Information supplied Start Marker

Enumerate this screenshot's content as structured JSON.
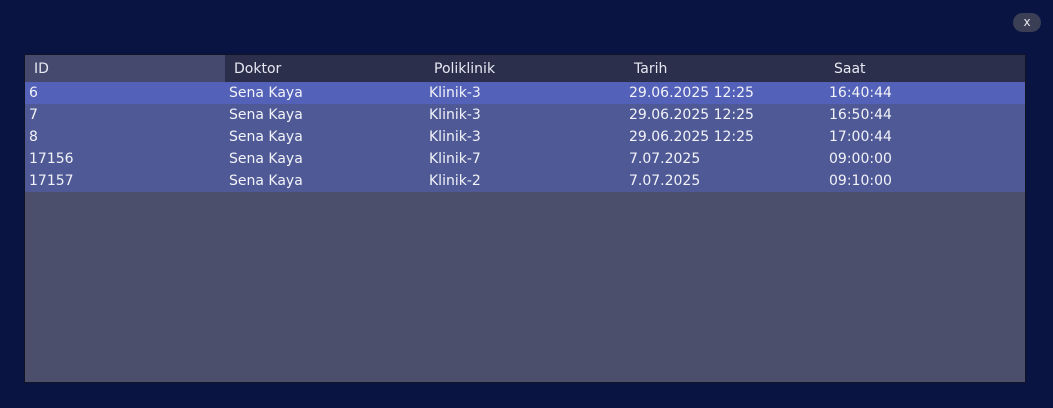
{
  "window": {
    "close_label": "x"
  },
  "table": {
    "columns": [
      "ID",
      "Doktor",
      "Poliklinik",
      "Tarih",
      "Saat"
    ],
    "rows": [
      [
        "6",
        "Sena Kaya",
        "Klinik-3",
        "29.06.2025 12:25",
        "16:40:44"
      ],
      [
        "7",
        "Sena Kaya",
        "Klinik-3",
        "29.06.2025 12:25",
        "16:50:44"
      ],
      [
        "8",
        "Sena Kaya",
        "Klinik-3",
        "29.06.2025 12:25",
        "17:00:44"
      ],
      [
        "17156",
        "Sena Kaya",
        "Klinik-7",
        "7.07.2025",
        "09:00:00"
      ],
      [
        "17157",
        "Sena Kaya",
        "Klinik-2",
        "7.07.2025",
        "09:10:00"
      ]
    ],
    "selected_row": 0
  },
  "colors": {
    "background": "#0a1442",
    "header": "#2b2f4c",
    "row": "#4f5996",
    "selected_row": "#5361b8",
    "empty_area": "#4c4f6b"
  }
}
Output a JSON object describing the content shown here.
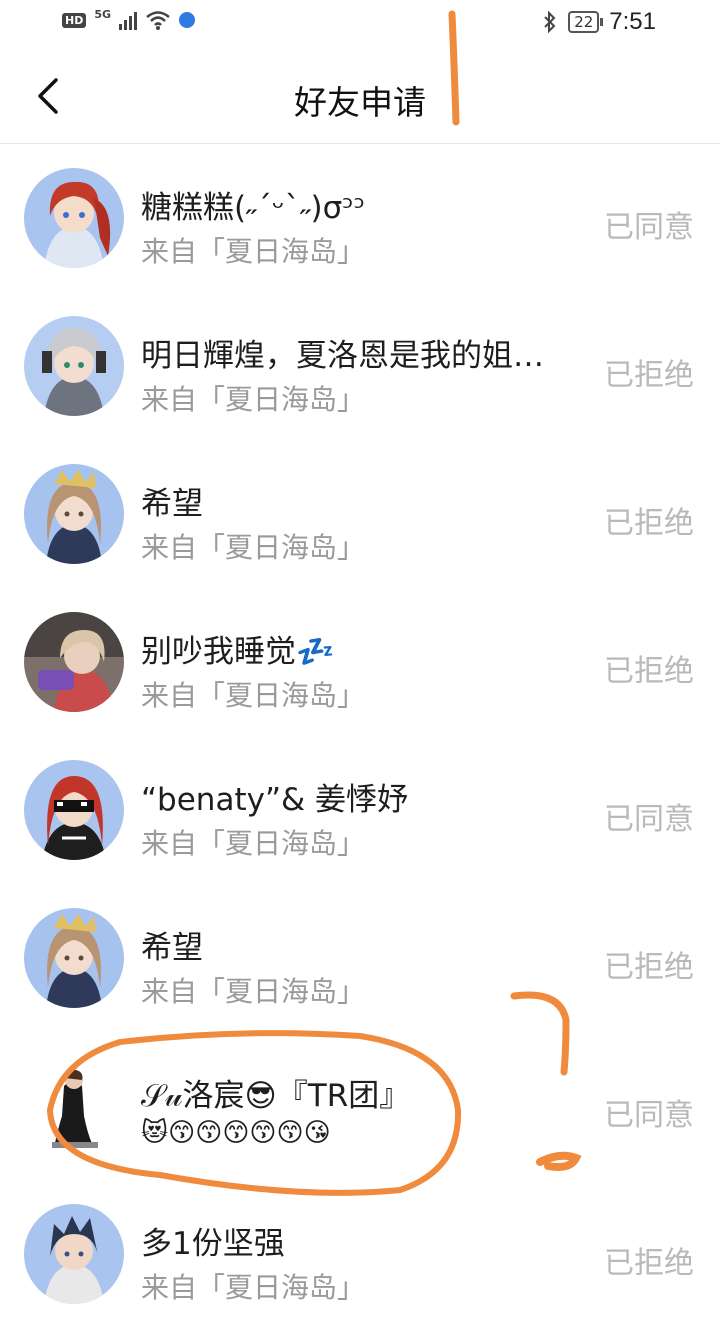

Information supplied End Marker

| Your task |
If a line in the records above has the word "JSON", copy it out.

| Written answer |
Enumerate this screenshot's content as structured JSON.
Output a JSON object describing the content shown here.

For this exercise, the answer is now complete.